$message['template']['name']; // this will be "main_template"

...so changing out the template to use is as easy as setting it here:

$message['template']['name'] = 'ecommerce_template';

...just make sure you actually have a template in Mandrill by that name!

Tying all of this together, here's an example demonstrating template swapping based on the plugin that originated the email. If we were using bbPress forums and the Cart66 Lite eCommerce platform, we could define the following filter to change the templates for each:


function changeTemplate($message)
    // convenience variable
    $autoTags = $message['tags']['automatic'];

    // Is it a Cart66 email?
    if(in_array('wp_Cart66Common::mail', $autoTags))
        $message['template']['name'] = 'ecommerce_template';

    // Is it a bbPress email?
    elseif(strpos(implode(',', $autoTags),'wp_bbp_') !== false)
        $message['template']['name'] = 'forums_template';

    // Use the default template
    // Note: we could have specified a general template
    // in the settings and skipped this final 'else'
        $message['template']['name'] = 'blog_template';

    return $message;

// Don't forget to register the filter!
add_filter('mandrill_payload', 'changeTemplate');


Pretty straightforward, we hope!

Filling In Dynamic Templates

Ok, last trick! Let's look at how to fill in content in multiple dynamic regions of a template.

First of all, it's important to note that when you use templates, wpMandrill invokes a different Mandrill API call, namely messages/send-template. Have a look at it to see how it differs from the normal messages/send call.

Now I'm going to assume you've made a template with multiple dynamic regions as described in our knowledge base, and that you've named your regions 'user_name', 'main', and 'last_purchase'.

In order to fill in the dynamic regions, you'd do something like this:

$message['template']['content'][] = array(
    'name' => 'user_name',
    'content' => 'Freddie von Chimpenheimer IV'

$message['template']['content'][] = array(
    'name' => 'last_purchase',
    'content' => '3 Million Bananas'

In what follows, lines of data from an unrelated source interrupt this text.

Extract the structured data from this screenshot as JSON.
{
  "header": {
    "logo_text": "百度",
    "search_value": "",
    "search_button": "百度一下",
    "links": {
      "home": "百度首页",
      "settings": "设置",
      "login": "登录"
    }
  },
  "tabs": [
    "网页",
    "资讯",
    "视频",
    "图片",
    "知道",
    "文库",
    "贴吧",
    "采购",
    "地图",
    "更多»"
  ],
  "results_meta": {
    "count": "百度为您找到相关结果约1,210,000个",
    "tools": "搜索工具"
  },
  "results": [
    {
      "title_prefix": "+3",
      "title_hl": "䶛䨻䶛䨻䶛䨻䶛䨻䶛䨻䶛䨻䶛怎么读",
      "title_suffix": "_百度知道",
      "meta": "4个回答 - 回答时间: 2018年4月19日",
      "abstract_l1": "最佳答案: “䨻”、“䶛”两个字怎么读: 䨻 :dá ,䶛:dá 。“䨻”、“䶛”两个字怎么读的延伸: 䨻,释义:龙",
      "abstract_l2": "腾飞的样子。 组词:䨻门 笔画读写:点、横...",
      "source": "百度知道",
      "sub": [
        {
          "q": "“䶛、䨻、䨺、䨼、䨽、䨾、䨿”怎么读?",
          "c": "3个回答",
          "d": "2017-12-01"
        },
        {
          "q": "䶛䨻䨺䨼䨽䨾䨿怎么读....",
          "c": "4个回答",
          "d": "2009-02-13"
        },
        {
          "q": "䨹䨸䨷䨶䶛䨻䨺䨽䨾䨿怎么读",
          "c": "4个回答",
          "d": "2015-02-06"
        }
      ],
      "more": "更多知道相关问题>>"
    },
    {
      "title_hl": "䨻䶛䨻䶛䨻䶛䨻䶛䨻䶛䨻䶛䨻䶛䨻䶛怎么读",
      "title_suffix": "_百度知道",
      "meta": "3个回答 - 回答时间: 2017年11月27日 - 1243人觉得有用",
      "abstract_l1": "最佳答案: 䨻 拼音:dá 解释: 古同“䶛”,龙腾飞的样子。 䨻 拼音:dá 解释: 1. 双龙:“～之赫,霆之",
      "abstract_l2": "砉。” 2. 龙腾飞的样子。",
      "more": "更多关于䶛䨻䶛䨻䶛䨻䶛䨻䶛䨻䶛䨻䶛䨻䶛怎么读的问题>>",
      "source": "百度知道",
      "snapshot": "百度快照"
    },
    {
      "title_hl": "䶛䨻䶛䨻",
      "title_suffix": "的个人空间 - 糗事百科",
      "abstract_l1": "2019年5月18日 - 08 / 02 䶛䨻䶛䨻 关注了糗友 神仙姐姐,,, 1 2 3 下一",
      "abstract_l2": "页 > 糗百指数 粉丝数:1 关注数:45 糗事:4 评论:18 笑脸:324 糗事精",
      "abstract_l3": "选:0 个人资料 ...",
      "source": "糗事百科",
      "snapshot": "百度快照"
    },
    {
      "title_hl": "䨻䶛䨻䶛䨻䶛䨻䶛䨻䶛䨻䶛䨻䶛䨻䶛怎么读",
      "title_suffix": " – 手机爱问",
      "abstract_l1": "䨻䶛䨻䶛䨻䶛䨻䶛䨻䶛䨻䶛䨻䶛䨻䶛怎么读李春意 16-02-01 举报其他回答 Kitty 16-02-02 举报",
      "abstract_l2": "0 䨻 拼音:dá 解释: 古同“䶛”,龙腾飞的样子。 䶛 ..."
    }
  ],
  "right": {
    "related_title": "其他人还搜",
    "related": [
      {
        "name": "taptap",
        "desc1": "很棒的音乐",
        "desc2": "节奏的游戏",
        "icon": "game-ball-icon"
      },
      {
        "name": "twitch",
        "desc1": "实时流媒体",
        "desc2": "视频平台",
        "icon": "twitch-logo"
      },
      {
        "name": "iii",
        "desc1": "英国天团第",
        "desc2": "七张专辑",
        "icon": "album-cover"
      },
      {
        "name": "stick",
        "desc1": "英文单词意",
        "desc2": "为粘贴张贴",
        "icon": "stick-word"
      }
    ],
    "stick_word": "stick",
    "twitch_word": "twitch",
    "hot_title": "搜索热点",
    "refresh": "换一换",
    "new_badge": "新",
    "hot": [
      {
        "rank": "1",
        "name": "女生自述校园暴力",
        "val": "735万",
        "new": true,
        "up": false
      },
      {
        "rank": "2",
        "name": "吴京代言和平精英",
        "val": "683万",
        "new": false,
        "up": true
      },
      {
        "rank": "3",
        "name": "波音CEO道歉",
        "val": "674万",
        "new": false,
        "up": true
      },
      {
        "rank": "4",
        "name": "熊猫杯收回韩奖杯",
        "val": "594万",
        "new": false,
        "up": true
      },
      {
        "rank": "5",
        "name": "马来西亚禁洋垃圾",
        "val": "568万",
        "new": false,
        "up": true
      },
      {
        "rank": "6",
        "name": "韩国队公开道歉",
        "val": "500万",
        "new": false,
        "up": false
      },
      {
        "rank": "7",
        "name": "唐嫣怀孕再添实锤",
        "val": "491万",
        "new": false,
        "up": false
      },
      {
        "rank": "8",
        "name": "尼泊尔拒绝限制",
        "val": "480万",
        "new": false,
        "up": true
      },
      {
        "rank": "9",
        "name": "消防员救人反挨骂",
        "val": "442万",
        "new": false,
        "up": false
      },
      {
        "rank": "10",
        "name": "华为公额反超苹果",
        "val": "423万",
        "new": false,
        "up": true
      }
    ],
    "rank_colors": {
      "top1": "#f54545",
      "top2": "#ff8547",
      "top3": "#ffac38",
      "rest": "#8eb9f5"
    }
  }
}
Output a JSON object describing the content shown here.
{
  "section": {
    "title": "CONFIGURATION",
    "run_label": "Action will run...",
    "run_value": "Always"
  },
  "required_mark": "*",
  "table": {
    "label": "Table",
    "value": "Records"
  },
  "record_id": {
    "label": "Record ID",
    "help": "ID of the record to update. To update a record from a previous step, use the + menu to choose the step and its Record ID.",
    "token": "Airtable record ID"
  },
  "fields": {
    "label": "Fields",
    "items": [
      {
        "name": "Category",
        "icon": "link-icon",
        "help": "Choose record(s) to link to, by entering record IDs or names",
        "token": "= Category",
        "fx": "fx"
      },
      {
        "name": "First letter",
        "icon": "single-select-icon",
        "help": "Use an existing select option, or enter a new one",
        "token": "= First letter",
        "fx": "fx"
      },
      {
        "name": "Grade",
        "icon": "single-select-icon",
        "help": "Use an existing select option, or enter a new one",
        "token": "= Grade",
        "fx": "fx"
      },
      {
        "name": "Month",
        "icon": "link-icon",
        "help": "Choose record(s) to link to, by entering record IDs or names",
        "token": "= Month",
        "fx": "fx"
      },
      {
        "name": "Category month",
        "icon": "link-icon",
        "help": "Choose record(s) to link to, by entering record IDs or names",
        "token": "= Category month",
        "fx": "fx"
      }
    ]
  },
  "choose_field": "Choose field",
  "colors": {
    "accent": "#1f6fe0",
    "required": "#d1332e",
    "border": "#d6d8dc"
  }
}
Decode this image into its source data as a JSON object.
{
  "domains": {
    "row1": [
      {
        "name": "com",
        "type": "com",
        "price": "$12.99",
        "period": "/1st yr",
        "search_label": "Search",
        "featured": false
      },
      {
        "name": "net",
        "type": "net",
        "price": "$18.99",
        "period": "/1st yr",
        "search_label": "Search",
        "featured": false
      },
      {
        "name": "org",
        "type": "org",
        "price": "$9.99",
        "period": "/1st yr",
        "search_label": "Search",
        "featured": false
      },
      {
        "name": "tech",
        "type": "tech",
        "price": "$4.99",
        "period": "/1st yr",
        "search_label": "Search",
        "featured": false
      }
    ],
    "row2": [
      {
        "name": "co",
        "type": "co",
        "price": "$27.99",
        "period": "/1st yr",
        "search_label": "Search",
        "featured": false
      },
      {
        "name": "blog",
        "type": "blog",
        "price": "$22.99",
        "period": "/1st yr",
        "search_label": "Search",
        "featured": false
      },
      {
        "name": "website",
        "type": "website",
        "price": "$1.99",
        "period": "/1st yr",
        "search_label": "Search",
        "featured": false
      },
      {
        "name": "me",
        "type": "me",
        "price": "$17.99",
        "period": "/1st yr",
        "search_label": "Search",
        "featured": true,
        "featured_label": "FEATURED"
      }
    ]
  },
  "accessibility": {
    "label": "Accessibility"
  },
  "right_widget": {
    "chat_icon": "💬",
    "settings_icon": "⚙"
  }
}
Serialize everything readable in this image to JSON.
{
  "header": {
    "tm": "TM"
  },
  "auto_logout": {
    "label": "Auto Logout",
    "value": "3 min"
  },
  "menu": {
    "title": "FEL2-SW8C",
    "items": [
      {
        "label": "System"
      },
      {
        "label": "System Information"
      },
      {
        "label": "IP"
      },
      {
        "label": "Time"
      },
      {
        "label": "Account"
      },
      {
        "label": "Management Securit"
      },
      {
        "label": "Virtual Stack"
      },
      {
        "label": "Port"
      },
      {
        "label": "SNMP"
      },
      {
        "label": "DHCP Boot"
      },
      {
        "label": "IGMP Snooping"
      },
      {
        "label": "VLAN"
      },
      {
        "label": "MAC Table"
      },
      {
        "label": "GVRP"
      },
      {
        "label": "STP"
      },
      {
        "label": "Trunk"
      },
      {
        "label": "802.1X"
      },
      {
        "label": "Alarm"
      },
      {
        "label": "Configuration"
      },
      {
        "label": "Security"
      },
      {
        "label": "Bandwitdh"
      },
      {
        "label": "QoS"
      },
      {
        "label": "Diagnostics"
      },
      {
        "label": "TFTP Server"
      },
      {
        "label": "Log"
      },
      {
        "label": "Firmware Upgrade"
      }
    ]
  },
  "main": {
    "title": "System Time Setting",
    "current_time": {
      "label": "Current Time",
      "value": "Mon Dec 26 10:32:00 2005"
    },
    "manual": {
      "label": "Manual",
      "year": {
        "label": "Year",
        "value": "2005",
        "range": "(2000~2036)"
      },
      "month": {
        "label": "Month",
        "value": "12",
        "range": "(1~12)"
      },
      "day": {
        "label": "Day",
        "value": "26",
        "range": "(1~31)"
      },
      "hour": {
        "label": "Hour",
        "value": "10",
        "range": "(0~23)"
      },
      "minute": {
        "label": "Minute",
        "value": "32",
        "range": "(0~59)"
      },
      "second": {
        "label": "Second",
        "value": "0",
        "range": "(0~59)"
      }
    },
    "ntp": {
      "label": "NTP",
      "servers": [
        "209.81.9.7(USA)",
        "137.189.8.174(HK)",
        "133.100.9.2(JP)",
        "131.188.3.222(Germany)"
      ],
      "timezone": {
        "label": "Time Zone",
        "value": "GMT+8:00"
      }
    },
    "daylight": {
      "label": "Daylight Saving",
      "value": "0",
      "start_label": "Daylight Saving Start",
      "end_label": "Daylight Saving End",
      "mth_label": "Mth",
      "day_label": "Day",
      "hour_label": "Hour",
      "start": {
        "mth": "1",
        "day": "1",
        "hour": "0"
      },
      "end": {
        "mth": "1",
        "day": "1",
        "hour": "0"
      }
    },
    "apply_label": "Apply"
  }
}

...basically appending extra name-content pairs for each region you wish to fill in. The name must match the name of a an editable region, and the content is what will be filled in at that region.

You'll notice I didn't touch the 'main' region. That's because it is already filled in with the email body content ('main' is the default region). You could override it if you wanted, but normally you'll just leave it be.

However, if you don't set a general template in the wpMandrill settings, the main region won't be set up by default. Here's how you can set a template from scratch, if needed:

// Detect when no template was set
if(!isset($message['template'])) {
    // Create the template parameter
    $message['template'] = array();

    // Set a template
    $message['template']['name'] = 'my_template';

    // Fill in the main region with the normal content
    $message['template']['content'][] = array(
        'name' => 'main',
        'content' => $message['html']

    // Remove the normal content from its non-template location

wpMandrill will understand that you've added a template, and route the request through the appropriate API endpoint.

Knowledge is Power

Thanks for sticking with us on this long journey! We went through a lot, but this has just been a taste of what you can do. We've taken a wide approach to try and give a taste of what is possible, now it's up to you to dig in and go deep on your particular needs.

It'll take some work, but once you internalize the power Mandrill exposes, your WordPress strategy may change forever. (You have a WordPress strategy, right?) Knowing what is going on with your email is the first step to making valuable changes to how, why, and when you trigger an email.

For many people, email is a great untapped resource, a low-hanging fruit that they simply don't have the tools or knowledge to analyze and address. Once those tools are in place (now the easy part, thanks to wpMandrill), the next step is owning your communications channel and customizing the messages you send to your collaborators: this is where you want to be!

With simple integrations, we're bringing these "email power tools" to your world, whatever it may be. So tell us, where else should Mandrill go? What other platforms or CMSes would you like to see Mandrill integrate with?